PBS's Tavis Smiley looks forward to a new season of diversity
Lynn Elber The Associated Press
January 11, 2005
Smiley begins the second season of his PBS talk show, his guest list isn't
lacking for high-profile personalities.
In the first week, actors John
Travolta, Don Cheadle and Kevin Bacon, documentary filmmaker Ken Burns and
writer Christopher Hitchens are among those scheduled on Tavis
But for Smiley, the public television series is just one forum --
and, to hear him tell it, maybe not even the most important.
part by his new relationship with Texas Southern University, where he helped
fund a new media studies center, Smiley said he intends to focus on journalism
students and what he can teach them.
Part of the lesson, he said, is to
prepare for a changing society.
"Somebody has got to talk to this next
generation of journalists to let them know of the responsibility they have in
this multicultural, multiracial, multiethnic America," he said.
competitive world "they've got to have relationships and appreciation for
communities of color and people who live there," Smiley said.
insight is lacking in the news and entertainment industries, he contends, as
exemplified by the hiring of Brian Williams and Craig Ferguson, two white men,
to replace two other white men (anchor Tom Brokaw and talk-show host Craig
The failure to seriously consider and hire women
or minorities for such jobs is "wanton hubris," he argued, and something that
will ultimately prove costly.
"Television programmers will eventually see

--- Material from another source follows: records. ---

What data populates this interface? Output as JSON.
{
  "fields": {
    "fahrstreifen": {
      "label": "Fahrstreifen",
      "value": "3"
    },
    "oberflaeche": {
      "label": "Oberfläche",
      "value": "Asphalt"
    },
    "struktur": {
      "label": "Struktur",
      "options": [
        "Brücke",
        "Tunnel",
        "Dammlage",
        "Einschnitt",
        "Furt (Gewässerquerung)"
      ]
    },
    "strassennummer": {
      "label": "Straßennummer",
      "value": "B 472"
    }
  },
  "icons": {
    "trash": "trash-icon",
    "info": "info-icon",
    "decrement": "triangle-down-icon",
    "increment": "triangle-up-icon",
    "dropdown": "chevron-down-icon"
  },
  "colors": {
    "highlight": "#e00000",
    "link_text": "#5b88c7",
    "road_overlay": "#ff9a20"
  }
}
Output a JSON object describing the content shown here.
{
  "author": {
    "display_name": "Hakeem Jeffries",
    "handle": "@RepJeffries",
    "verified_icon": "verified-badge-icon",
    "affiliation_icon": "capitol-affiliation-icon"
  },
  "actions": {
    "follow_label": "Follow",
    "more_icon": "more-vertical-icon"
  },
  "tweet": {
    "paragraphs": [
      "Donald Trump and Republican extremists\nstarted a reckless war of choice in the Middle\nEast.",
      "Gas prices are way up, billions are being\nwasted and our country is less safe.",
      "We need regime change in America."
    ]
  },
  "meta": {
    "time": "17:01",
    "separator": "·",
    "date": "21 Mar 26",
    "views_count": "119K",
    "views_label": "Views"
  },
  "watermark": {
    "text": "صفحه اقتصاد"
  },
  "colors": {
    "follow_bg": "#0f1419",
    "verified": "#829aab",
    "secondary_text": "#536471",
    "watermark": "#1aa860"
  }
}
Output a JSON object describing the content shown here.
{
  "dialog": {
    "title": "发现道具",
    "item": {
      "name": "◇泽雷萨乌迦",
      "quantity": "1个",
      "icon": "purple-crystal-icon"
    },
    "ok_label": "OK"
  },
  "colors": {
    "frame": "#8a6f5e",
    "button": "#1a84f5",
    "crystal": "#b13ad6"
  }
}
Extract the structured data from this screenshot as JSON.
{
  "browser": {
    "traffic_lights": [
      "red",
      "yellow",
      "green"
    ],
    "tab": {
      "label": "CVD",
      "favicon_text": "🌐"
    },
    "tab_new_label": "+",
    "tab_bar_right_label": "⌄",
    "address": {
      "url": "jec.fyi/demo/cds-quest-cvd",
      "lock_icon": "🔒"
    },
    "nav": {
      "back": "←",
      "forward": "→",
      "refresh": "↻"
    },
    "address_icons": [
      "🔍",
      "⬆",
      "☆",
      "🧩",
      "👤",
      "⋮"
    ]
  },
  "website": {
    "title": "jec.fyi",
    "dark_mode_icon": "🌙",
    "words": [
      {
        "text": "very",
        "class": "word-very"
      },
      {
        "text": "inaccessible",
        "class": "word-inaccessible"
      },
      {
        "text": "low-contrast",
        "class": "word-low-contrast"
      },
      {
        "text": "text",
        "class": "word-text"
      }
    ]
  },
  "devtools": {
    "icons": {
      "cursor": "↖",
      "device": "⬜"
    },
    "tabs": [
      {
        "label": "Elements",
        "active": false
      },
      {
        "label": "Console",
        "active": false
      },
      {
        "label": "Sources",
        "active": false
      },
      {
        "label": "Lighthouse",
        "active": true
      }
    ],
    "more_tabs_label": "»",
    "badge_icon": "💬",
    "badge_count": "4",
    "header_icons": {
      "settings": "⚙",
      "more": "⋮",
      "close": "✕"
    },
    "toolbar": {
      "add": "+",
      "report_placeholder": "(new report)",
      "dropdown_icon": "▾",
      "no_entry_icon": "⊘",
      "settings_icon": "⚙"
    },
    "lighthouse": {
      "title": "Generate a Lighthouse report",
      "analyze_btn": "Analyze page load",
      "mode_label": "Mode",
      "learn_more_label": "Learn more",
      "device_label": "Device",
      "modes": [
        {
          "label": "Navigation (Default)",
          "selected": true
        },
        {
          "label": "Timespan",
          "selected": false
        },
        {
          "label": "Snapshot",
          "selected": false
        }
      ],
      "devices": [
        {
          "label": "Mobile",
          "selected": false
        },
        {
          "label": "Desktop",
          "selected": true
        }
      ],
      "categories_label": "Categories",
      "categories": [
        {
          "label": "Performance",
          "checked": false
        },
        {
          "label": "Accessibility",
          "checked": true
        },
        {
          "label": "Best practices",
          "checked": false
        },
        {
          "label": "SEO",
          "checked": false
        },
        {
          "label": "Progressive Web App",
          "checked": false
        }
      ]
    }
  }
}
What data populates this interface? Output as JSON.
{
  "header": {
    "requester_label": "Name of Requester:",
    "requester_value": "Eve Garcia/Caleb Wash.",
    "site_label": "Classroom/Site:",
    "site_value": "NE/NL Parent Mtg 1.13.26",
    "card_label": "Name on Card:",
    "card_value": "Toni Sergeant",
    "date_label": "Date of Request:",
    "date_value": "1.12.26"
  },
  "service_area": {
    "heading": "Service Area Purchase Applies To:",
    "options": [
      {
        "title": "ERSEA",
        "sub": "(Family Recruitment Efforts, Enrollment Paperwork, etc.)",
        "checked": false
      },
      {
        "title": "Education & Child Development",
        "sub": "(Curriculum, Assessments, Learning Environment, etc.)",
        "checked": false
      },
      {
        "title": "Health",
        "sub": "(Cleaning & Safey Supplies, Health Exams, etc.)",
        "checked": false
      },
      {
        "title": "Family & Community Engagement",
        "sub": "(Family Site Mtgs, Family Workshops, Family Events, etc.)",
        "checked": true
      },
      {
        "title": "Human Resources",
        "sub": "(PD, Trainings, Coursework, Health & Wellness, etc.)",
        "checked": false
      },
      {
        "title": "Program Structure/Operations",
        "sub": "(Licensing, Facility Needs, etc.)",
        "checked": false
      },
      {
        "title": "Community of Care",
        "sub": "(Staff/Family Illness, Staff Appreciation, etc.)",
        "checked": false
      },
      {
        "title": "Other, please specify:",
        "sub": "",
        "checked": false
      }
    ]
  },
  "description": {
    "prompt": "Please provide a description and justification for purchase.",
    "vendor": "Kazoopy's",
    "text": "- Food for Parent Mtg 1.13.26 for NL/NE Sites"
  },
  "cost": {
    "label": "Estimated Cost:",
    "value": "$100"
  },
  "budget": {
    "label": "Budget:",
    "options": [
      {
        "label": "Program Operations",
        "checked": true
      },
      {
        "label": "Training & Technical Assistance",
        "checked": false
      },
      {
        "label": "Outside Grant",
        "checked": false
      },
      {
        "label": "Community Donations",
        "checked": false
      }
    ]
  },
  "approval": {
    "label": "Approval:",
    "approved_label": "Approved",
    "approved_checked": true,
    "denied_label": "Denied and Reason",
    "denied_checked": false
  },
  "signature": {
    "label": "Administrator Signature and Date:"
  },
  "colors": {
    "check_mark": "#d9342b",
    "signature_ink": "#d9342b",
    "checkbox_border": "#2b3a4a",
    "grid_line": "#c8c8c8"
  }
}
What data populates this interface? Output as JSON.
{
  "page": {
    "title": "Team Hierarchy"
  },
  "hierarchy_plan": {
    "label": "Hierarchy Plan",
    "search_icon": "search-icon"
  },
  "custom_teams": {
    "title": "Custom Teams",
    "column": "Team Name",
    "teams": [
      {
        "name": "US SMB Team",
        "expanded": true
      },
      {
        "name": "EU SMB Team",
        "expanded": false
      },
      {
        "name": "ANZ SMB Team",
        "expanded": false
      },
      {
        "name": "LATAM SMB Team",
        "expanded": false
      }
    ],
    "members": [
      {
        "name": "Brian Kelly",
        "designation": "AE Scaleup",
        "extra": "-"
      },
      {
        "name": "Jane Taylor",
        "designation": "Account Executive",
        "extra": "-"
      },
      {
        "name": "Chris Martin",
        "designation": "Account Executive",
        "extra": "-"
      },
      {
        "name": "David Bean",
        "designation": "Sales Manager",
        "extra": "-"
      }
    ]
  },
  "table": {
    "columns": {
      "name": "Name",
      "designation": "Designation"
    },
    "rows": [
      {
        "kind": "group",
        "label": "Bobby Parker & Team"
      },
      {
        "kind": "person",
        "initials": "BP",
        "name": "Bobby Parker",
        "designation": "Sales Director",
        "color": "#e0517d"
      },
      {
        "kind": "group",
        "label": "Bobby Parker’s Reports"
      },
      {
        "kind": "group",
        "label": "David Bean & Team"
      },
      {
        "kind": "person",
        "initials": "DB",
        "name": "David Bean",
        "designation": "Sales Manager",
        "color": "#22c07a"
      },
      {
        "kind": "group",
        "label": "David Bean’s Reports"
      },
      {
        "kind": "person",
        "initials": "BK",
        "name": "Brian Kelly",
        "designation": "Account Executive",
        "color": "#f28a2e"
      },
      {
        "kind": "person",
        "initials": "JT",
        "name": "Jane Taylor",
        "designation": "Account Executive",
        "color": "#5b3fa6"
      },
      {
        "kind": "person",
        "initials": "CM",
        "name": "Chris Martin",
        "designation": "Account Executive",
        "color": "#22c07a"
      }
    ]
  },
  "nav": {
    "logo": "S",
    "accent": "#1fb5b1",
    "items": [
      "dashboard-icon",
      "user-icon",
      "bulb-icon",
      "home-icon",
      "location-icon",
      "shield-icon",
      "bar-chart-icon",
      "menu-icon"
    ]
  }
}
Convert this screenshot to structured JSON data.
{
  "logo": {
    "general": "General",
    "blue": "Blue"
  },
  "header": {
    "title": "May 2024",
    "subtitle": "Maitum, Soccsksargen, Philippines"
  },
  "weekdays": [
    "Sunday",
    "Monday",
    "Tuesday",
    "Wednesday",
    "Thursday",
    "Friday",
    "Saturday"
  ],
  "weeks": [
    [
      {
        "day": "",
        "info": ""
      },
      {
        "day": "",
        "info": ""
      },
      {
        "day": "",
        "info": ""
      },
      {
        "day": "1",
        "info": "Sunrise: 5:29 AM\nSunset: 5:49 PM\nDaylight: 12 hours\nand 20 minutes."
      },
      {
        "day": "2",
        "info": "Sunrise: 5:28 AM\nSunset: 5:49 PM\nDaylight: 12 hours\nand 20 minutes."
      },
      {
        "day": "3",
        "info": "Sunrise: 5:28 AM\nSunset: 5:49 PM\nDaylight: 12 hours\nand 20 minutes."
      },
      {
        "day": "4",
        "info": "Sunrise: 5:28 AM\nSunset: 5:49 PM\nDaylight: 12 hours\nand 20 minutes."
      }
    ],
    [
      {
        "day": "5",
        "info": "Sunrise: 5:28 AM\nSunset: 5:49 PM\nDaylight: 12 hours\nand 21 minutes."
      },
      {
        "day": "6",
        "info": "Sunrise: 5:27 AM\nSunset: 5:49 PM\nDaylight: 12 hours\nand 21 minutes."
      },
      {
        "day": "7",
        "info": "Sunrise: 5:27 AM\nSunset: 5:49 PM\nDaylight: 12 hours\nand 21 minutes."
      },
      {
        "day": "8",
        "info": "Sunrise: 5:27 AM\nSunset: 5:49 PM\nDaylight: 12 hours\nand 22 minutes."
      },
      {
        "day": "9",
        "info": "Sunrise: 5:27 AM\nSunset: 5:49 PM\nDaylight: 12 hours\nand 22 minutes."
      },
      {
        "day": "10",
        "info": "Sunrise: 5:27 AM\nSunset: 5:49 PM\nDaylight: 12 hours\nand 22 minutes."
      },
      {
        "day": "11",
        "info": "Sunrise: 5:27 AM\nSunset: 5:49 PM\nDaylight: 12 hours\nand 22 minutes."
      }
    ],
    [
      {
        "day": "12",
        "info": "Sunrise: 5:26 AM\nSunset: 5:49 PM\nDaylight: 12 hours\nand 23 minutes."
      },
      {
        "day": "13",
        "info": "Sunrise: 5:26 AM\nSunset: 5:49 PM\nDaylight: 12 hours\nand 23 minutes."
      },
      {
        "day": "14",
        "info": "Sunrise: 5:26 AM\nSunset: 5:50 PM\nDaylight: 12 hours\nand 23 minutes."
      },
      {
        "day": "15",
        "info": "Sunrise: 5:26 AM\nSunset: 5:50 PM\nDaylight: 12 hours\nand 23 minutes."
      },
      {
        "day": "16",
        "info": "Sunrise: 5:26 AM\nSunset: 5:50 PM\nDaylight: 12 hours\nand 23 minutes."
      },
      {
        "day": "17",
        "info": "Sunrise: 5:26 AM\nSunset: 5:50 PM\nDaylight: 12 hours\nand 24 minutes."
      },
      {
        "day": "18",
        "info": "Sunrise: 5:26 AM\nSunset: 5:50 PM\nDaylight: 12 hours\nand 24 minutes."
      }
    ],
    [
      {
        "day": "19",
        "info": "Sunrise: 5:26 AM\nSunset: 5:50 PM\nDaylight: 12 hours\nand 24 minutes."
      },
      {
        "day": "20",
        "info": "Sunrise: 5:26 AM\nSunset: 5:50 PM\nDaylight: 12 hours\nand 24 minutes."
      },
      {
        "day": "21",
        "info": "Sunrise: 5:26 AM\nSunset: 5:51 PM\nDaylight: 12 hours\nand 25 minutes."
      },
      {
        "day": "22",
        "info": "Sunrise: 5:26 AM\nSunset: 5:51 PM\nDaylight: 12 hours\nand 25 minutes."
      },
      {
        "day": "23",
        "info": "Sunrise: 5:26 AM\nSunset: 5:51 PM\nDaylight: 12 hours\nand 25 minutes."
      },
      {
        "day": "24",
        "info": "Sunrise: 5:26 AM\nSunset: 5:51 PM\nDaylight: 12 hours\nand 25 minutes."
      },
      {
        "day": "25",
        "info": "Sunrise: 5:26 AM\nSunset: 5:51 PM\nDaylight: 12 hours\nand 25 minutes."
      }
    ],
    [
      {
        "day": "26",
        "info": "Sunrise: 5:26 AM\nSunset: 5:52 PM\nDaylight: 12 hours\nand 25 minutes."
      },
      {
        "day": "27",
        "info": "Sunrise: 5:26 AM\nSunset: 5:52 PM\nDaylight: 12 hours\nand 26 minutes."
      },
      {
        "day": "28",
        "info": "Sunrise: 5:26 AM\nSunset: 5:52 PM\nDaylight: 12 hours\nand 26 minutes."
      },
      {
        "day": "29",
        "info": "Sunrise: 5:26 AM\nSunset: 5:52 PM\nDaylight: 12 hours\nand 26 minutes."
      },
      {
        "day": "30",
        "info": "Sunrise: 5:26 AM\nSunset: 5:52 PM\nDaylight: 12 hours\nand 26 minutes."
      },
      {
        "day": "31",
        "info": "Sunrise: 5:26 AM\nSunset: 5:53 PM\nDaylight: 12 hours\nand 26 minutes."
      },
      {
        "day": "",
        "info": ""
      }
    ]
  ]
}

the light or feel the heat. Clearly, many of them are going to have to feel the
heat" of shrinking viewership in an increasingly diverse America, Smiley
For Smiley, 2004 generated heat in unexpected ways.
disheartening and "painful" event, he said, was his decision to leave his
National Public Radio daytime talk show.
Smiley, who three years ago
became host of NPR's first black-oriented show, alleged NPR didn't make his
renewal a priority and failed to live up to promises to expand marketing
The show started on 16 stations and was reaching more than 80
when Smiley exited in December; it attracted the same kind of multiethnic,
upscale and educated audience he draws to PBS.
Smiley stood out among NPR
hosts with his dynamic baritone and topics aimed at minorities as well as
whites. But many in the black community remained unaware of his show because NPR
itself isn't on their radar, Smiley said.
"At the end of three years,
they still would not commit to outreach this program to those underserved
communities, people who could appreciate and be empowered by NPR but are unaware
of it," he said.
The experience made him question NPR's commitment to
diversity, Smiley said.
NPR was eager to renew his show and remains
intent on expanding its minority audience, responded spokesman David Umansky.
But as a nonprofit that focuses on production and last year spent only $165,000
on marketing, he said, NPR couldn't meet what Umansky alleges was a $3 million
demand for promotion.
Negotiations were under way for a series with Ed
Gordon, a former Smiley colleague at Black Entertainment Television, when Smiley
left, Umansky said. News & Notes With Ed Gordon will debut in late
Smiley's absence from a daily radio gig may be brief. He said
he's weighing offers for a new show that he expects to be heard nationally --
and maybe even on public radio stations, whose programming decisions are
independent of NPR.